*What needs to be done*. Isolate every line in the data with the string "Spring" and copy it.

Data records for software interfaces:
*** Begin section ***

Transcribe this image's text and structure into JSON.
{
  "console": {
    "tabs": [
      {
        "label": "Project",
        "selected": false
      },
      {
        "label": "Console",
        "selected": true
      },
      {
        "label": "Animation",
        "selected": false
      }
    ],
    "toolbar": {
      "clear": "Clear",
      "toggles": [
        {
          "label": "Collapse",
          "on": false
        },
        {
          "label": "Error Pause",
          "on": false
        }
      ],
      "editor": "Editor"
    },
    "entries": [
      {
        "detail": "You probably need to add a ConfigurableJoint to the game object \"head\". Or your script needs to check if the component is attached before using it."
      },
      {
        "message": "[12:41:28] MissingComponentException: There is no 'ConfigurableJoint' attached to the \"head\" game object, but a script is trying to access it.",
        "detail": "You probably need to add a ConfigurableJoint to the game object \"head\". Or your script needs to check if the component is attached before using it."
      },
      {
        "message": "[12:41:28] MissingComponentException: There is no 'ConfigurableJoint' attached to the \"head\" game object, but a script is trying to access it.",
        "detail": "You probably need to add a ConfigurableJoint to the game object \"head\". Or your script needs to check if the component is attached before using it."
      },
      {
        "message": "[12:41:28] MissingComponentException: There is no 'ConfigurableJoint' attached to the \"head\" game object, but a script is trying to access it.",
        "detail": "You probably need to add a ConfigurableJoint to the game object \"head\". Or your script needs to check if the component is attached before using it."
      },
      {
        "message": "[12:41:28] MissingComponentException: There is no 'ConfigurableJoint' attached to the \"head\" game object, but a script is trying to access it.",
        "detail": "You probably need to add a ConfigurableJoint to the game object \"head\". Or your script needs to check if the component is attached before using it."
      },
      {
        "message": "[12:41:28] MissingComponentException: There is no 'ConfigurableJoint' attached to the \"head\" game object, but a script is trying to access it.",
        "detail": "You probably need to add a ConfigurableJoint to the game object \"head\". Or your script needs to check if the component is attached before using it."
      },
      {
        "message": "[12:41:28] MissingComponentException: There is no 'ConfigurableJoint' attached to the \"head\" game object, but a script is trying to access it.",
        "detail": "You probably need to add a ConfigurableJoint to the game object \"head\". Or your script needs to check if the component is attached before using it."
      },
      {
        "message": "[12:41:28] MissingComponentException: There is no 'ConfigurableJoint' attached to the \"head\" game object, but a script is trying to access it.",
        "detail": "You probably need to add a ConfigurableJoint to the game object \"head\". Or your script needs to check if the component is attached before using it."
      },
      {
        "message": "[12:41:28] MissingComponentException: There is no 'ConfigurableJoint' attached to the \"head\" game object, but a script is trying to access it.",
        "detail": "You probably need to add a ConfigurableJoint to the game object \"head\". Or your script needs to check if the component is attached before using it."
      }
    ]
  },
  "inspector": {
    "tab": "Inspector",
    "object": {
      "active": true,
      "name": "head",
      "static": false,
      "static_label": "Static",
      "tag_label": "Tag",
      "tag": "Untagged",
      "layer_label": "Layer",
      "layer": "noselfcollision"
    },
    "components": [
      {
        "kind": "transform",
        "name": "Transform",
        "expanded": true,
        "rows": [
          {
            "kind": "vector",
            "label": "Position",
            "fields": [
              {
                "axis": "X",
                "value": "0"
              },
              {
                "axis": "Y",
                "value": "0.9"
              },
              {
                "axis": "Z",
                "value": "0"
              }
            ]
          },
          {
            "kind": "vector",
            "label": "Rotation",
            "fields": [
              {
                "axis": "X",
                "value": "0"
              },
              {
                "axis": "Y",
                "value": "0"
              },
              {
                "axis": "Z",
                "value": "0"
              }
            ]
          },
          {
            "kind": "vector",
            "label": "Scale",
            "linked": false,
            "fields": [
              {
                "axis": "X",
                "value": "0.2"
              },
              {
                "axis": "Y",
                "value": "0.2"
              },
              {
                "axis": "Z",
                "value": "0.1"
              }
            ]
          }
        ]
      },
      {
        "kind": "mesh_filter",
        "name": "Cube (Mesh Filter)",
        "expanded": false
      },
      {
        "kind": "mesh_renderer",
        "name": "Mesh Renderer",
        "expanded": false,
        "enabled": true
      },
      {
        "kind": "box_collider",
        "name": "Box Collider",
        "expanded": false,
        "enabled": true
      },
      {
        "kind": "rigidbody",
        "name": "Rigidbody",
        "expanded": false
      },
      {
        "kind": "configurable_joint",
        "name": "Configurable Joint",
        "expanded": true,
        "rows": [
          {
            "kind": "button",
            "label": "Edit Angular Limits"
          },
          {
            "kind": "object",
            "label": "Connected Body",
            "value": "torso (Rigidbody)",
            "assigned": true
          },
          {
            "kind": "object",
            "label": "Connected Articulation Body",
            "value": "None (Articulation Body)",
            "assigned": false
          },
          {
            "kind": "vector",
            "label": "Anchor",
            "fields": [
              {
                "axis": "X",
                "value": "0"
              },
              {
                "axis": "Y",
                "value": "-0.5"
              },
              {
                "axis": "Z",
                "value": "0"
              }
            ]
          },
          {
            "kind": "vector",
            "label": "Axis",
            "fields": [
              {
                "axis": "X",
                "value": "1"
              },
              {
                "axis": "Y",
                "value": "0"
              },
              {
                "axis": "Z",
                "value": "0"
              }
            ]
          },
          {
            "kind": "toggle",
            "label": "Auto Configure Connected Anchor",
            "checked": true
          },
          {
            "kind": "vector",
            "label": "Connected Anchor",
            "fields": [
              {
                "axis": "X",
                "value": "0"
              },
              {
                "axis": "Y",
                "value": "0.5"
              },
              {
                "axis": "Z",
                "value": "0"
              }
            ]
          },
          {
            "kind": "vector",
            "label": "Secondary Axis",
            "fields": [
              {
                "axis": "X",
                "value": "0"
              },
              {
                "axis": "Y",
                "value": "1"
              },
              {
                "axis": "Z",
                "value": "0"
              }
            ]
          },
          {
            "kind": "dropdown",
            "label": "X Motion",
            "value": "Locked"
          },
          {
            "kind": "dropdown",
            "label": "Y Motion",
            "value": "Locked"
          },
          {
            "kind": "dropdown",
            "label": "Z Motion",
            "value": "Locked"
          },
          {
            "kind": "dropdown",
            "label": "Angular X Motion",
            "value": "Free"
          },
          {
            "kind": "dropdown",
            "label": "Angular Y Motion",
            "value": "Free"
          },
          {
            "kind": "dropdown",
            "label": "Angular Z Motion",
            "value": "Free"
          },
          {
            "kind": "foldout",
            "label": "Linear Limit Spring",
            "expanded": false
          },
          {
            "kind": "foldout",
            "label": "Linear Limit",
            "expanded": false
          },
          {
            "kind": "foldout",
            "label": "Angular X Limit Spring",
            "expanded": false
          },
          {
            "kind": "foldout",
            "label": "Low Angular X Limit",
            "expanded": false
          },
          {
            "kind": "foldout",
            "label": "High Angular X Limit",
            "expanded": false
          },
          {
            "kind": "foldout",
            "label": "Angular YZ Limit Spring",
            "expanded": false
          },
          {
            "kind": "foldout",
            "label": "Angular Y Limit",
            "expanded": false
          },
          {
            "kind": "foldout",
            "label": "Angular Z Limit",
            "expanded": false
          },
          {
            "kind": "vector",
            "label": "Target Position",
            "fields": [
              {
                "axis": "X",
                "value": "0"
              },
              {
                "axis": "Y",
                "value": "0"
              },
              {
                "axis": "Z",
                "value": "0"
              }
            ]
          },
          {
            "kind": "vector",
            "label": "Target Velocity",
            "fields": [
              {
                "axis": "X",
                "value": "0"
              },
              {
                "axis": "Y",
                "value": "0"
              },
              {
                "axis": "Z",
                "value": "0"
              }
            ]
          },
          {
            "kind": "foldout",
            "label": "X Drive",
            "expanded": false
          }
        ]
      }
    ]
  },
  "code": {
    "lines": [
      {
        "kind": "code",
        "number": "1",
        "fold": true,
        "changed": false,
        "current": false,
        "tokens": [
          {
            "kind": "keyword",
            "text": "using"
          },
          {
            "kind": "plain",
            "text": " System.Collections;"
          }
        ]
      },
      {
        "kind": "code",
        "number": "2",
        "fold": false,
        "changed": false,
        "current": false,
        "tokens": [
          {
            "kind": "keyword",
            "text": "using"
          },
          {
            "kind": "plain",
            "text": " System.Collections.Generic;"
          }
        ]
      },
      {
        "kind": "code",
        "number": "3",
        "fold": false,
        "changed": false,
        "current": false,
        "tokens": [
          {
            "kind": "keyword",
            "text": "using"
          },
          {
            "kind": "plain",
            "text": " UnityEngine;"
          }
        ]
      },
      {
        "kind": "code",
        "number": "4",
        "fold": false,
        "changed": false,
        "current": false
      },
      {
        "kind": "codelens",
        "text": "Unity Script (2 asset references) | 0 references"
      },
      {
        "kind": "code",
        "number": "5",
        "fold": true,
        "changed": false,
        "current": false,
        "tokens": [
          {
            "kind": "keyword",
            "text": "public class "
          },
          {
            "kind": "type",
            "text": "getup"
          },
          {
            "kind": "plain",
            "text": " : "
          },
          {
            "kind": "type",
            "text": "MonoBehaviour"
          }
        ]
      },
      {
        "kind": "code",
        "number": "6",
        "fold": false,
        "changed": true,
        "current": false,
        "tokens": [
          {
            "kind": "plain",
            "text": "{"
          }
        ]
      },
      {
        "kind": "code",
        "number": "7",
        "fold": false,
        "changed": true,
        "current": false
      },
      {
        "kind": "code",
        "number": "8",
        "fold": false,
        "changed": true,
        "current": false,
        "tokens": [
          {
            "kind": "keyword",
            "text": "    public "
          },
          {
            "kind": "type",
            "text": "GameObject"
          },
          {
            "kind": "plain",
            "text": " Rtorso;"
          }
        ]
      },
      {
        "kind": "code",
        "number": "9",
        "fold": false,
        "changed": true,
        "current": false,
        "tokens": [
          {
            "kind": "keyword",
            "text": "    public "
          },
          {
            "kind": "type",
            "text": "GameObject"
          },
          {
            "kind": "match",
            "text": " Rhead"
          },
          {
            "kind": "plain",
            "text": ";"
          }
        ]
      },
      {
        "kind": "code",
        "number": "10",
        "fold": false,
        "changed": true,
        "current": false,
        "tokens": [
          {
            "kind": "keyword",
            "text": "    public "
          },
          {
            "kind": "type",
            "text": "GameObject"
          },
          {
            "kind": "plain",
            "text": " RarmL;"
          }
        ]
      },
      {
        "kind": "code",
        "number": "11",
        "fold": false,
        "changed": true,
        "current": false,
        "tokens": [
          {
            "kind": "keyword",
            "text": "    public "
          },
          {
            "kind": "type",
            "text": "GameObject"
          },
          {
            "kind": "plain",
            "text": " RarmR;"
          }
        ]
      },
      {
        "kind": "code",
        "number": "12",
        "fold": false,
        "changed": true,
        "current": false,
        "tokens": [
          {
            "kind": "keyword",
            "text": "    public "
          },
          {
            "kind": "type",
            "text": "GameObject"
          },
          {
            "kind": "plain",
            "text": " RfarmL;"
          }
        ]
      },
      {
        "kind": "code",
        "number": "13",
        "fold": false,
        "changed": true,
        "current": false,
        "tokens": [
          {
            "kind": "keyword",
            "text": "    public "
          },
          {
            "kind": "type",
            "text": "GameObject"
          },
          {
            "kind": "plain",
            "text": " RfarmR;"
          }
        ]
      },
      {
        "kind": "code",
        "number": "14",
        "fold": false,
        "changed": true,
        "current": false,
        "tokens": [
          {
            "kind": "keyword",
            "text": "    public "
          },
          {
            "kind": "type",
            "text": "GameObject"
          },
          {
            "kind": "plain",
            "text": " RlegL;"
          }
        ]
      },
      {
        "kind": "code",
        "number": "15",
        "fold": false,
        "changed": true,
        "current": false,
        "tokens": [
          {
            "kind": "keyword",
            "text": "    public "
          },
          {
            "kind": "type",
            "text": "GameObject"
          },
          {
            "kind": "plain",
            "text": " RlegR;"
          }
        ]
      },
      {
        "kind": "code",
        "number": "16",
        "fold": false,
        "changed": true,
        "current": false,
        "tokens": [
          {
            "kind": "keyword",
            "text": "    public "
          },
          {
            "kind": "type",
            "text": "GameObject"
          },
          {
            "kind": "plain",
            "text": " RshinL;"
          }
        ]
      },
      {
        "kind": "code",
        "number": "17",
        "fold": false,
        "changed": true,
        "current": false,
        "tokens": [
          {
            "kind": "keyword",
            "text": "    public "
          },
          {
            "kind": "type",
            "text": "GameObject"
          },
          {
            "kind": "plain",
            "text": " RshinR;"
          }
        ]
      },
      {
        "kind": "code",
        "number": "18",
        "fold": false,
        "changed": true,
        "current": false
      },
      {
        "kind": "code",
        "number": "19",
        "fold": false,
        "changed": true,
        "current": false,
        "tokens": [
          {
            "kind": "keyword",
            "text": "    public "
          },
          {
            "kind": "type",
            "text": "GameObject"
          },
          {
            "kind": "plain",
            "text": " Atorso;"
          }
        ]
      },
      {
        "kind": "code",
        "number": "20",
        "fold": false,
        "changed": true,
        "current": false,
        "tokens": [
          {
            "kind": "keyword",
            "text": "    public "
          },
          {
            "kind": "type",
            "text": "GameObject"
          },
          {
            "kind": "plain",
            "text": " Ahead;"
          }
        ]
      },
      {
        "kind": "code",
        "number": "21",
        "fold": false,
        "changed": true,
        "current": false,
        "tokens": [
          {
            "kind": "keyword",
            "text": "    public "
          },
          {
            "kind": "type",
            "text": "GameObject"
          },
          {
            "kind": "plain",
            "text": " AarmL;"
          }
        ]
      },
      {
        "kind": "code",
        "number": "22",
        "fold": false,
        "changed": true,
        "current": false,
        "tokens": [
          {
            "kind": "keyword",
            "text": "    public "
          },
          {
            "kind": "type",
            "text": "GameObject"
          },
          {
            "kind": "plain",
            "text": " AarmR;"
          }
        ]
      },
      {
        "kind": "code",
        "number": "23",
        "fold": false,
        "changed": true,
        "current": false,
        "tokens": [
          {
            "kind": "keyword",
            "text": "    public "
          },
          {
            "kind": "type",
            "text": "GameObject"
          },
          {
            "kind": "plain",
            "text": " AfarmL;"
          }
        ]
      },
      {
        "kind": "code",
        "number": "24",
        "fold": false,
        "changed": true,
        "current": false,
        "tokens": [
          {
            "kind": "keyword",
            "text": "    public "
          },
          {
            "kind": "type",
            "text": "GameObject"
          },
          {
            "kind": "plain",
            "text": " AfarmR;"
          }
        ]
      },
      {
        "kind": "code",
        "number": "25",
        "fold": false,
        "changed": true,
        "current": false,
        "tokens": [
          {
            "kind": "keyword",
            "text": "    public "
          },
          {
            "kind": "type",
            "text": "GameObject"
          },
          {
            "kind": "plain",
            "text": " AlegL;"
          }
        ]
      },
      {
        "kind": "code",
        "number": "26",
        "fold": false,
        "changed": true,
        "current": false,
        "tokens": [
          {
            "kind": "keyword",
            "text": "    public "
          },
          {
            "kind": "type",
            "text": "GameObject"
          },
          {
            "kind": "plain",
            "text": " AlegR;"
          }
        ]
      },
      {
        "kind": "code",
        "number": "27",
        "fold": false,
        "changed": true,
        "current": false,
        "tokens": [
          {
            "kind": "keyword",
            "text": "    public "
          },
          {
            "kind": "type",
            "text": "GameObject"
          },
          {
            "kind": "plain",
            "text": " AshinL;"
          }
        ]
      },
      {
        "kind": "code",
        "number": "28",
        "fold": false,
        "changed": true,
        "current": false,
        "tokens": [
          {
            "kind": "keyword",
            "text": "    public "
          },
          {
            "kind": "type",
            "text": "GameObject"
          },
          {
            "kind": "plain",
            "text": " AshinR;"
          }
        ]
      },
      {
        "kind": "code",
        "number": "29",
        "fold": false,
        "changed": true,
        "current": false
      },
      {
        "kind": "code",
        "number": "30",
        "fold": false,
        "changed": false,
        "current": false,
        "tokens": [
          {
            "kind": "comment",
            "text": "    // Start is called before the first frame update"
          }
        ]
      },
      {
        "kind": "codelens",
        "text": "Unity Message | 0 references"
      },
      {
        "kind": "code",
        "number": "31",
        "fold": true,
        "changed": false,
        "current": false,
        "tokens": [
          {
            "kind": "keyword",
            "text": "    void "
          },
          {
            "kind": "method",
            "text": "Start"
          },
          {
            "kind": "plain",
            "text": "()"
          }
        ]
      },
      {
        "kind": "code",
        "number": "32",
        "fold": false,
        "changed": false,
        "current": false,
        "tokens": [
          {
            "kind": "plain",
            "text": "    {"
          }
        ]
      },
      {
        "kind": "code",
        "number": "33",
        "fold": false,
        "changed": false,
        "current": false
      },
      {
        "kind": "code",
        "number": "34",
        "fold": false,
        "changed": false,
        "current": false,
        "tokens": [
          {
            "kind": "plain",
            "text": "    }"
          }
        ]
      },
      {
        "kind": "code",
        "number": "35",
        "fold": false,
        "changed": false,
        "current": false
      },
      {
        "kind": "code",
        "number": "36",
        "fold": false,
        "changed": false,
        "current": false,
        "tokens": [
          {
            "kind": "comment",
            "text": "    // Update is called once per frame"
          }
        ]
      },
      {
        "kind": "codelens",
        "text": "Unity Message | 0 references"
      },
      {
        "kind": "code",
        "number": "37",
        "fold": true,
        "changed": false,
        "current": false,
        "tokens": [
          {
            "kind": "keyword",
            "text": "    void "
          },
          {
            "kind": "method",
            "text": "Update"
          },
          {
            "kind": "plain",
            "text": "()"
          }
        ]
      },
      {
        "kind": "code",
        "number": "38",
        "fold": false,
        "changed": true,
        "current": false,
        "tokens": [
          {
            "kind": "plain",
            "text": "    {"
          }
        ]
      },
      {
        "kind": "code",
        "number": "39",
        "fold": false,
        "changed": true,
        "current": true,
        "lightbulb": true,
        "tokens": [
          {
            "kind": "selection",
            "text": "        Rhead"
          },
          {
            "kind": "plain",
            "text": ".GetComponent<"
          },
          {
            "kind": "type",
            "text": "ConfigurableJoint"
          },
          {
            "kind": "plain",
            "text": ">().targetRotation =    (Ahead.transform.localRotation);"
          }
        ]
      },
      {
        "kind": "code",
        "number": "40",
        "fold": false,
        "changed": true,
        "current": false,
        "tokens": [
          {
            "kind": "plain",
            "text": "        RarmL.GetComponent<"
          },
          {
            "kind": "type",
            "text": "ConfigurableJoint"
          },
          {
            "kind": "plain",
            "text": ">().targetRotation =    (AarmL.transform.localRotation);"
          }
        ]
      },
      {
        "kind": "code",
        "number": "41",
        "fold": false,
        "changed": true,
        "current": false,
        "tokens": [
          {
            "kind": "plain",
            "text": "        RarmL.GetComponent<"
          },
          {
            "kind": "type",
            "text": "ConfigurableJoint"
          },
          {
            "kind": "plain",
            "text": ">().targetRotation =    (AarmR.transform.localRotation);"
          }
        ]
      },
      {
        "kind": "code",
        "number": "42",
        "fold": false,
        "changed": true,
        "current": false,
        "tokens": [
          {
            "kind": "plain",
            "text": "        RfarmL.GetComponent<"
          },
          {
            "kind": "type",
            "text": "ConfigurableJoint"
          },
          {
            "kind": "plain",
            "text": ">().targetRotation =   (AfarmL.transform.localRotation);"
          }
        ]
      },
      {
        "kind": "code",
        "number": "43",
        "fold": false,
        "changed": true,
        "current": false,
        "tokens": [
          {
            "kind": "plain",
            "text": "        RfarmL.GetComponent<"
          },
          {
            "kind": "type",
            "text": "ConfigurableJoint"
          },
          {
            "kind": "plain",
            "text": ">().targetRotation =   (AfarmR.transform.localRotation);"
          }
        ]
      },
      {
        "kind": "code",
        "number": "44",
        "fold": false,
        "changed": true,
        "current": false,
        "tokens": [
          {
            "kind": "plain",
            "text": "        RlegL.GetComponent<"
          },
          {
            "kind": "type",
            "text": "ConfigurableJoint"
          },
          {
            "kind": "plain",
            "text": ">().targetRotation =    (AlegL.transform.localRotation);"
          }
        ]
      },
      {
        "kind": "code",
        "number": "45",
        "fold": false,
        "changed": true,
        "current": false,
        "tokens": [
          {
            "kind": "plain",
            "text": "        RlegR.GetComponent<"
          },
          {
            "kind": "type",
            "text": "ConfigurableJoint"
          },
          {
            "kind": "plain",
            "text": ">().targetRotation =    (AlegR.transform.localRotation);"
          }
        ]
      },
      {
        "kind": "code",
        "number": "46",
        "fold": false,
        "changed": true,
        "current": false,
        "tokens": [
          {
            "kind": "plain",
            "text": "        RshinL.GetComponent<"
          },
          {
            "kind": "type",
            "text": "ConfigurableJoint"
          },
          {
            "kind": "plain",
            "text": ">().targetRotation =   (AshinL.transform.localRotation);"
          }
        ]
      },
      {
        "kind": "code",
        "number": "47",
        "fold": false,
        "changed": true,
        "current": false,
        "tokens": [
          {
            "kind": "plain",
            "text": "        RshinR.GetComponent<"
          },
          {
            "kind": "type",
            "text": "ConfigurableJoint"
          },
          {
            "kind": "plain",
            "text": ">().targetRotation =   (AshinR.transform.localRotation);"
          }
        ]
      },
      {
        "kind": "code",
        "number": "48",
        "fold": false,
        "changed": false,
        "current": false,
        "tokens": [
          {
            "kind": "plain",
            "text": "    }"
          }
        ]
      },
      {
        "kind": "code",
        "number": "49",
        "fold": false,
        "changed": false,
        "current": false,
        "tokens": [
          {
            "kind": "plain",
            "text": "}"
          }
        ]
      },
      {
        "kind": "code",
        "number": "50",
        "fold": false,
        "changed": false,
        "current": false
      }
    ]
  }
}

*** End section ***

*The completed task*.
            "label": "Linear Limit Spring",
            "label": "Angular X Limit Spring",
            "label": "Angular YZ Limit Spring",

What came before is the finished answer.